[Records from a collection]

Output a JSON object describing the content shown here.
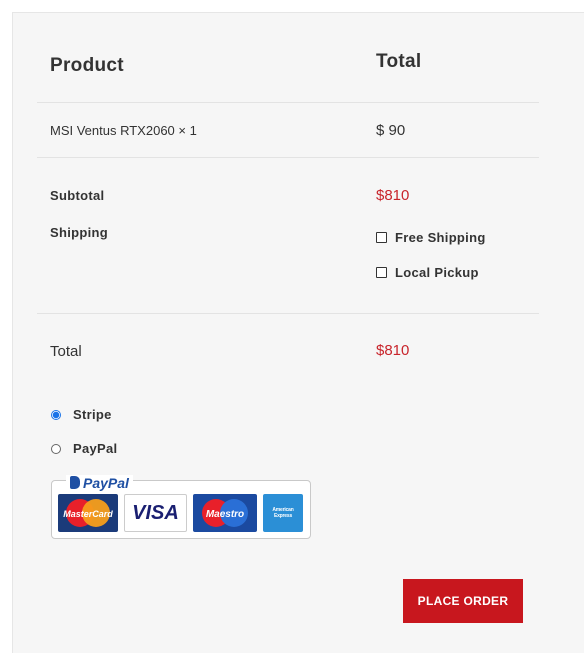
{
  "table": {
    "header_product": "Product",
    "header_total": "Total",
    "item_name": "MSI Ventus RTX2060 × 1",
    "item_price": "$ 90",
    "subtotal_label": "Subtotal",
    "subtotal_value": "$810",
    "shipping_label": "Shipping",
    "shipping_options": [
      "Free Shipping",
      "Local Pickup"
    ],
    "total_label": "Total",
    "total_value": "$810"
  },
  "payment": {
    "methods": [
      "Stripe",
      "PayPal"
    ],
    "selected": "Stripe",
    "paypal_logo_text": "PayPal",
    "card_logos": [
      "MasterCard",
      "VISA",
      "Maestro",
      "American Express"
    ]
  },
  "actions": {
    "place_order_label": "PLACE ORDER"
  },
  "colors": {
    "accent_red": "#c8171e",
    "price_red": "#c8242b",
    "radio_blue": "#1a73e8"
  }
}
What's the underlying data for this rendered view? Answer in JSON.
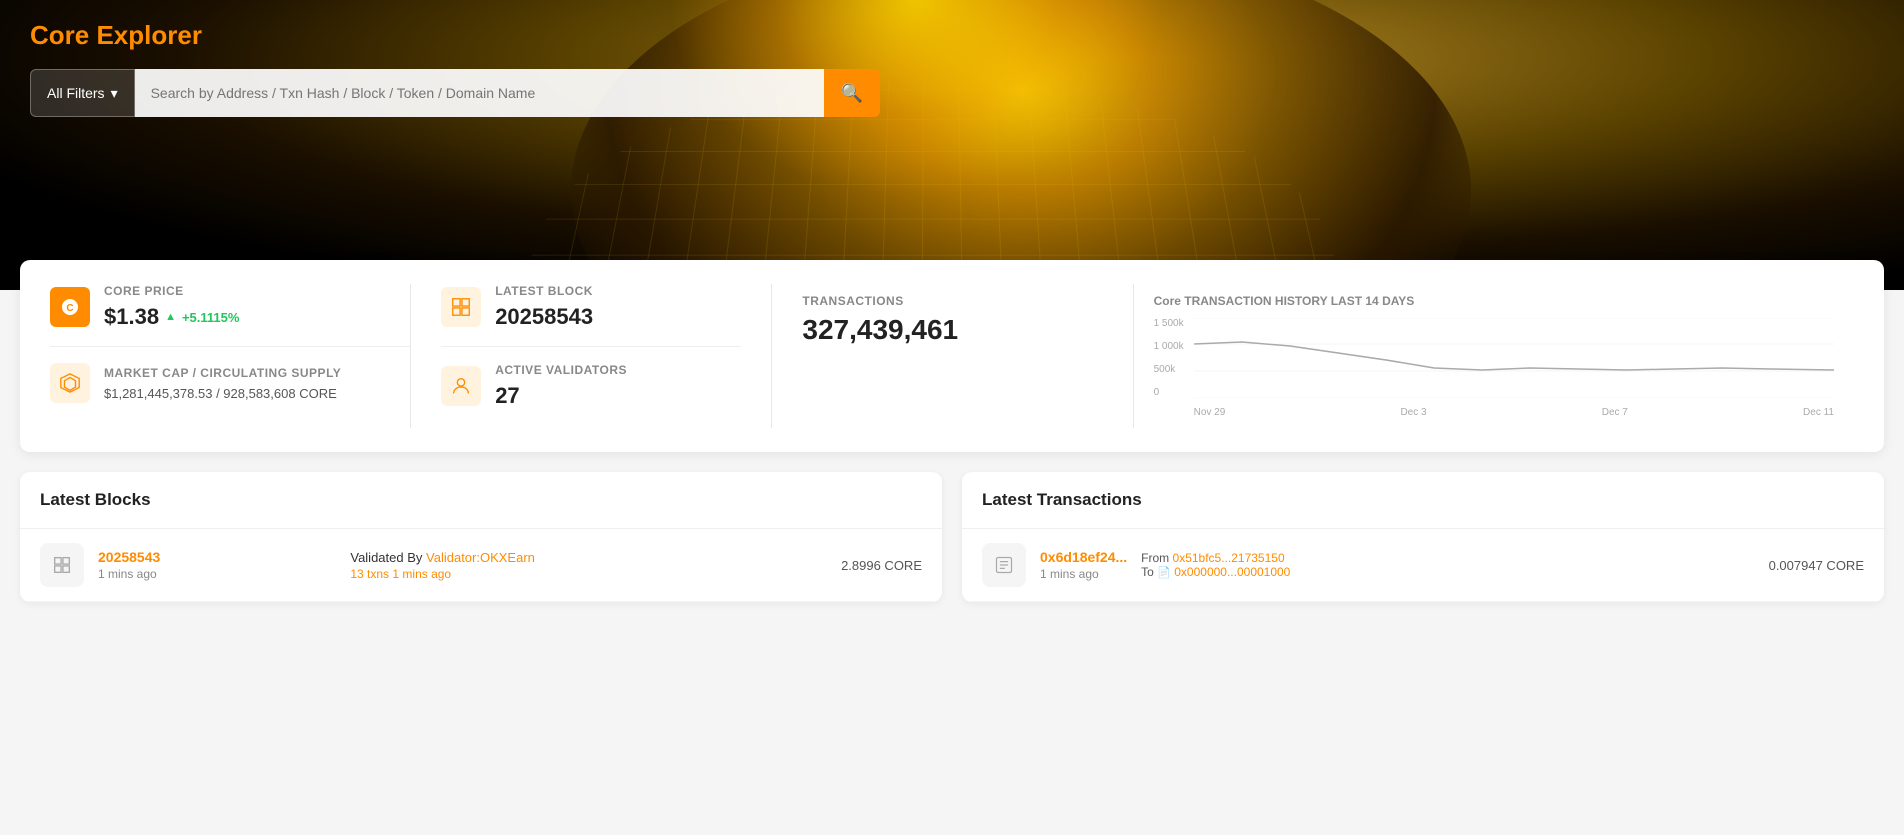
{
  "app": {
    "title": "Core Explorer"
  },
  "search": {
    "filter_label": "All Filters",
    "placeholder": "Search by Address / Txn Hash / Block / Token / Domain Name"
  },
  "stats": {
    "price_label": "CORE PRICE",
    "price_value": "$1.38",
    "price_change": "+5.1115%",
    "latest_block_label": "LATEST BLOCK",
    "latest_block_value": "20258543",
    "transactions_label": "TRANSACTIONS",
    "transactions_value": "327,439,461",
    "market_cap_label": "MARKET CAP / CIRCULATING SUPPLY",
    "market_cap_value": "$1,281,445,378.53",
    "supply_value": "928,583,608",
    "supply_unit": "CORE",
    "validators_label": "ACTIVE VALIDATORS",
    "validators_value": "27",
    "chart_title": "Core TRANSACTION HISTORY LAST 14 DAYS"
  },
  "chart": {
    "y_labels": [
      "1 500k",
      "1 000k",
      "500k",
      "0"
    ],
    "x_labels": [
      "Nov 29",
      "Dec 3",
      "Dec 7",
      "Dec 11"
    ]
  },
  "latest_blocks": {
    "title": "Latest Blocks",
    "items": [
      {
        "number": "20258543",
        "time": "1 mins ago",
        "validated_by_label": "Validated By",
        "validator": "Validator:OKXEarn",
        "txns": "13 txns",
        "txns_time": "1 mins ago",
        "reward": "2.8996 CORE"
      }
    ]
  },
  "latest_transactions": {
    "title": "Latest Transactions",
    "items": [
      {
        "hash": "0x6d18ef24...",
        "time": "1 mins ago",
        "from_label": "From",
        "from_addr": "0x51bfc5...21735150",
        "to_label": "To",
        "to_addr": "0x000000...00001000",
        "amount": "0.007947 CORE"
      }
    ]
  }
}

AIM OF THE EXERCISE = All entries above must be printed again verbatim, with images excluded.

SOLUTION BELOW =
Output a JSON object describing the content shown here.
{
  "table": {
    "header_product": "Product",
    "header_total": "Total",
    "item_name": "MSI Ventus RTX2060 × 1",
    "item_price": "$ 90",
    "subtotal_label": "Subtotal",
    "subtotal_value": "$810",
    "shipping_label": "Shipping",
    "shipping_options": [
      "Free Shipping",
      "Local Pickup"
    ],
    "total_label": "Total",
    "total_value": "$810"
  },
  "payment": {
    "methods": [
      "Stripe",
      "PayPal"
    ],
    "selected": "Stripe",
    "paypal_logo_text": "PayPal",
    "card_logos": [
      "MasterCard",
      "VISA",
      "Maestro",
      "American Express"
    ]
  },
  "actions": {
    "place_order_label": "PLACE ORDER"
  },
  "colors": {
    "accent_red": "#c8171e",
    "price_red": "#c8242b",
    "radio_blue": "#1a73e8"
  }
}
What's the underlying data for this rendered view? Answer in JSON.
{
  "app": {
    "title": "Core Explorer"
  },
  "search": {
    "filter_label": "All Filters",
    "placeholder": "Search by Address / Txn Hash / Block / Token / Domain Name"
  },
  "stats": {
    "price_label": "CORE PRICE",
    "price_value": "$1.38",
    "price_change": "+5.1115%",
    "latest_block_label": "LATEST BLOCK",
    "latest_block_value": "20258543",
    "transactions_label": "TRANSACTIONS",
    "transactions_value": "327,439,461",
    "market_cap_label": "MARKET CAP / CIRCULATING SUPPLY",
    "market_cap_value": "$1,281,445,378.53",
    "supply_value": "928,583,608",
    "supply_unit": "CORE",
    "validators_label": "ACTIVE VALIDATORS",
    "validators_value": "27",
    "chart_title": "Core TRANSACTION HISTORY LAST 14 DAYS"
  },
  "chart": {
    "y_labels": [
      "1 500k",
      "1 000k",
      "500k",
      "0"
    ],
    "x_labels": [
      "Nov 29",
      "Dec 3",
      "Dec 7",
      "Dec 11"
    ]
  },
  "latest_blocks": {
    "title": "Latest Blocks",
    "items": [
      {
        "number": "20258543",
        "time": "1 mins ago",
        "validated_by_label": "Validated By",
        "validator": "Validator:OKXEarn",
        "txns": "13 txns",
        "txns_time": "1 mins ago",
        "reward": "2.8996 CORE"
      }
    ]
  },
  "latest_transactions": {
    "title": "Latest Transactions",
    "items": [
      {
        "hash": "0x6d18ef24...",
        "time": "1 mins ago",
        "from_label": "From",
        "from_addr": "0x51bfc5...21735150",
        "to_label": "To",
        "to_addr": "0x000000...00001000",
        "amount": "0.007947 CORE"
      }
    ]
  }
}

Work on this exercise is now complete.